§ **TO DO**
Nothing in the records below should be altered in the copy, although the pictures must be left out.
DATA SECTION section start
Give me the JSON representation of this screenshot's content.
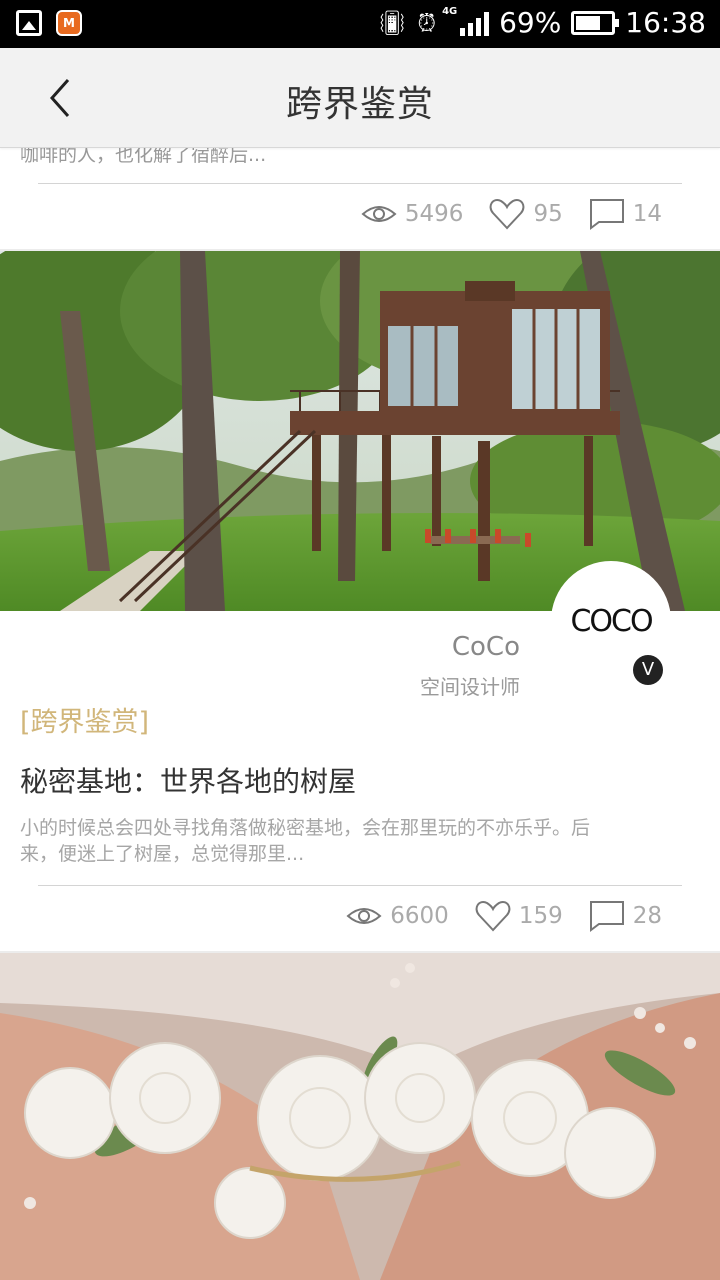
{
  "status_bar": {
    "battery_percent": "69%",
    "battery_level": 0.69,
    "time": "16:38",
    "network": "4G",
    "app_icon_text": "M"
  },
  "header": {
    "title": "跨界鉴赏"
  },
  "previous_card": {
    "excerpt_tail": "咖啡的人，也化解了宿醉后...",
    "views": "5496",
    "likes": "95",
    "comments": "14"
  },
  "card": {
    "author_logo": "COCO",
    "author_name": "CoCo",
    "author_role": "空间设计师",
    "verified_badge": "V",
    "tag": "[跨界鉴赏]",
    "title": "秘密基地：世界各地的树屋",
    "excerpt": "小的时候总会四处寻找角落做秘密基地，会在那里玩的不亦乐乎。后来，便迷上了树屋，总觉得那里...",
    "views": "6600",
    "likes": "159",
    "comments": "28"
  },
  "colors": {
    "tag": "#d1b67a",
    "header_bg": "#f2f2f2",
    "text_primary": "#333333",
    "text_muted": "#a6a6a6"
  }
}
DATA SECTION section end
§ **YOUR SOLUTION**
Give me the JSON representation of this screenshot's content.
{
  "status_bar": {
    "battery_percent": "69%",
    "battery_level": 0.69,
    "time": "16:38",
    "network": "4G",
    "app_icon_text": "M"
  },
  "header": {
    "title": "跨界鉴赏"
  },
  "previous_card": {
    "excerpt_tail": "咖啡的人，也化解了宿醉后...",
    "views": "5496",
    "likes": "95",
    "comments": "14"
  },
  "card": {
    "author_logo": "COCO",
    "author_name": "CoCo",
    "author_role": "空间设计师",
    "verified_badge": "V",
    "tag": "[跨界鉴赏]",
    "title": "秘密基地：世界各地的树屋",
    "excerpt": "小的时候总会四处寻找角落做秘密基地，会在那里玩的不亦乐乎。后来，便迷上了树屋，总觉得那里...",
    "views": "6600",
    "likes": "159",
    "comments": "28"
  },
  "colors": {
    "tag": "#d1b67a",
    "header_bg": "#f2f2f2",
    "text_primary": "#333333",
    "text_muted": "#a6a6a6"
  }
}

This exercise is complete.